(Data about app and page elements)

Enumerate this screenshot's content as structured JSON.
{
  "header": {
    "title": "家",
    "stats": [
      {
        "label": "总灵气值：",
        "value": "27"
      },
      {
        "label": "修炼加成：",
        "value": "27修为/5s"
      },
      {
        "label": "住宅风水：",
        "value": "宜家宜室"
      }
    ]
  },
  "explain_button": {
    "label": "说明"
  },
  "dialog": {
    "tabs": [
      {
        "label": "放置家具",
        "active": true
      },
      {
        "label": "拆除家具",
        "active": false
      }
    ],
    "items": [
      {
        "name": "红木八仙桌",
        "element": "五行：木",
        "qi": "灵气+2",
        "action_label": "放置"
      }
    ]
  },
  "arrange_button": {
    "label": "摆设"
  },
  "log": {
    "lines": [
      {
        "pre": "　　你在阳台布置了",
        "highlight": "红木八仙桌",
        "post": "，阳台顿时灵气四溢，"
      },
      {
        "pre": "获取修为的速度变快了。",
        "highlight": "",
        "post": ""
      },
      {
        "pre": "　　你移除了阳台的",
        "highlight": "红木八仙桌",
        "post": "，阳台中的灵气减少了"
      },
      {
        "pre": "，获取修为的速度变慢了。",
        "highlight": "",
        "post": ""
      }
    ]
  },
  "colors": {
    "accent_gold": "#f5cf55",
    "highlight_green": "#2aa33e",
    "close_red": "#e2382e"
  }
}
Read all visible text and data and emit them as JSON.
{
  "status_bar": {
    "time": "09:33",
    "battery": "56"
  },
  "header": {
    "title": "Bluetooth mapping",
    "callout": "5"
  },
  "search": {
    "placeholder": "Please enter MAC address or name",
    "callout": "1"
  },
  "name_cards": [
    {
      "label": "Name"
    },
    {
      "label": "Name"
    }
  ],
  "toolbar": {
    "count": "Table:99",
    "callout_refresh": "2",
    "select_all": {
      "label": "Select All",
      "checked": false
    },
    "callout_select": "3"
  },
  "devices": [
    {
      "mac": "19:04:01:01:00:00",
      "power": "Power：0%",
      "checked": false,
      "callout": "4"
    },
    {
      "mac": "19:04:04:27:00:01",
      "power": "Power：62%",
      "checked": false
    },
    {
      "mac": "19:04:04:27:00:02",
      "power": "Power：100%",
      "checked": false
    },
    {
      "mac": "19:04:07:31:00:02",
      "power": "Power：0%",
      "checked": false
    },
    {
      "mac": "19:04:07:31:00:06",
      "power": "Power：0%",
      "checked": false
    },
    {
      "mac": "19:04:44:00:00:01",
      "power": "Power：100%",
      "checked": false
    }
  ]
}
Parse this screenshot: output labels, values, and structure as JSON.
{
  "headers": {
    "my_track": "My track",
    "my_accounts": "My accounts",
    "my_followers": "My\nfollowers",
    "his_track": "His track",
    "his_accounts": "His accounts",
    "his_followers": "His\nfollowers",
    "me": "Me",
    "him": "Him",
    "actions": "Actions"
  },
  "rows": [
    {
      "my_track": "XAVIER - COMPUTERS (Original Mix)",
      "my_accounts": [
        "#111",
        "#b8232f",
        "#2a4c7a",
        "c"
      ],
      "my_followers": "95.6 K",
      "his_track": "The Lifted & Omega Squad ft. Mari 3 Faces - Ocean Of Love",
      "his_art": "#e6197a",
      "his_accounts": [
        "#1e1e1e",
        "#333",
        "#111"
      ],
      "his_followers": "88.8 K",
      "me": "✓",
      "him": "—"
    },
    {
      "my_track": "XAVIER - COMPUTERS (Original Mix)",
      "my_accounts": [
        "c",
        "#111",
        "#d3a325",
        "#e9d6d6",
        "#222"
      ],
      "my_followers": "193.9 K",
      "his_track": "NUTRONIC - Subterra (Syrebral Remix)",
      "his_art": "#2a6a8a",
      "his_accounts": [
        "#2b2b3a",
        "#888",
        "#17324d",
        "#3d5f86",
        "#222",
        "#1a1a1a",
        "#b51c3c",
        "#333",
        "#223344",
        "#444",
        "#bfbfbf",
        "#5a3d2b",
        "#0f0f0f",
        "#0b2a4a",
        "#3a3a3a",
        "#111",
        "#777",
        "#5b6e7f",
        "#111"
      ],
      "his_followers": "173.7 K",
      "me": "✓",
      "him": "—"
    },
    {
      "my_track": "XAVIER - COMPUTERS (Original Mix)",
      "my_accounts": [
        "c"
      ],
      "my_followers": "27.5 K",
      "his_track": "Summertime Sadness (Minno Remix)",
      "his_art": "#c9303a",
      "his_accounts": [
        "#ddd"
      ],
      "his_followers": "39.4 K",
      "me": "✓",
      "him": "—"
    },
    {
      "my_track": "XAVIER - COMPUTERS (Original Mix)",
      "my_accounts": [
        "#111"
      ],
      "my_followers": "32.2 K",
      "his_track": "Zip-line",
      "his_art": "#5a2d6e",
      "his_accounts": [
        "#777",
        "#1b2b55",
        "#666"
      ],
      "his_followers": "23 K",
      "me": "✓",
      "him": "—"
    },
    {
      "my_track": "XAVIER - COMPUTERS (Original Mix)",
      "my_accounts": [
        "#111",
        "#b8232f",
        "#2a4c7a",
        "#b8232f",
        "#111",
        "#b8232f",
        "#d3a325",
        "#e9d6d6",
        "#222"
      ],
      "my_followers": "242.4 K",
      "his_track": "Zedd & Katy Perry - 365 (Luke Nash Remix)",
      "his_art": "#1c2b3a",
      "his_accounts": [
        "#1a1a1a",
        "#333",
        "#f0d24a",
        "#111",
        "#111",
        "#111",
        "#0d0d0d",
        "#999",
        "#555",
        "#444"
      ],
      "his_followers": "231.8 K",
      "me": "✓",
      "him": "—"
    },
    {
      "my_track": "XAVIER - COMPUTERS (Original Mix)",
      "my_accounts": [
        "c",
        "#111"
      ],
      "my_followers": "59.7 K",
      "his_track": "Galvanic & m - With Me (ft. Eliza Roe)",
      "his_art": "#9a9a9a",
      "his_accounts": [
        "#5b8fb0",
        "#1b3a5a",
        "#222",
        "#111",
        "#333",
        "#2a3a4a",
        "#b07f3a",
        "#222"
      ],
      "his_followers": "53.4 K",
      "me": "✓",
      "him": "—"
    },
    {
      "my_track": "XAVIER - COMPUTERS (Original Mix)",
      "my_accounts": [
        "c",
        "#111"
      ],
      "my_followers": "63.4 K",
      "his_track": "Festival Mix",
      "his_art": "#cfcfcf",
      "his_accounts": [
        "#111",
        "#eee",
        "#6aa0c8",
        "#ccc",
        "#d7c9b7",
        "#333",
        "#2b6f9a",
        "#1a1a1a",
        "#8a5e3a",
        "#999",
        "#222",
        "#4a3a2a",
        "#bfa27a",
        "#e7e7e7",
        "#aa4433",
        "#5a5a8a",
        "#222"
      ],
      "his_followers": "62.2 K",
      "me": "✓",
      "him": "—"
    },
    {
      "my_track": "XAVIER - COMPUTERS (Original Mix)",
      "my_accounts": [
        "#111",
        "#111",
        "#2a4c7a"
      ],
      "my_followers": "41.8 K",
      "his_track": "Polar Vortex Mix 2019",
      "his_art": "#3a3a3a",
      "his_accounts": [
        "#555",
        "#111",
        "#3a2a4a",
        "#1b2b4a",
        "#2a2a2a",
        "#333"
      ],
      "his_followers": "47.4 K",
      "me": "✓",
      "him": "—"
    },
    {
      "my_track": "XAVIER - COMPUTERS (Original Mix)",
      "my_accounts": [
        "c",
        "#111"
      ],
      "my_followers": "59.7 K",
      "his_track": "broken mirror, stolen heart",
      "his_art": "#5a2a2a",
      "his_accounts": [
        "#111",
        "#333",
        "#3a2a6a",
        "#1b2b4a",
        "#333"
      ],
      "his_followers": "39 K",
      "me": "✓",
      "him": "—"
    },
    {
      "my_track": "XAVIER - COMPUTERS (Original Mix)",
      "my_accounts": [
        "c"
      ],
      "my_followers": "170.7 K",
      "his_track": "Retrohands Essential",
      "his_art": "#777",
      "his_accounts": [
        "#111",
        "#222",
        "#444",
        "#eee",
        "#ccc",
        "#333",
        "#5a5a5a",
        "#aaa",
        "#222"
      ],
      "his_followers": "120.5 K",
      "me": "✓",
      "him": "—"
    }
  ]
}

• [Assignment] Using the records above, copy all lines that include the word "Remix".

• [Response]
      "his_track": "NUTRONIC - Subterra (Syrebral Remix)",
      "his_track": "Summertime Sadness (Minno Remix)",
      "his_track": "Zedd & Katy Perry - 365 (Luke Nash Remix)",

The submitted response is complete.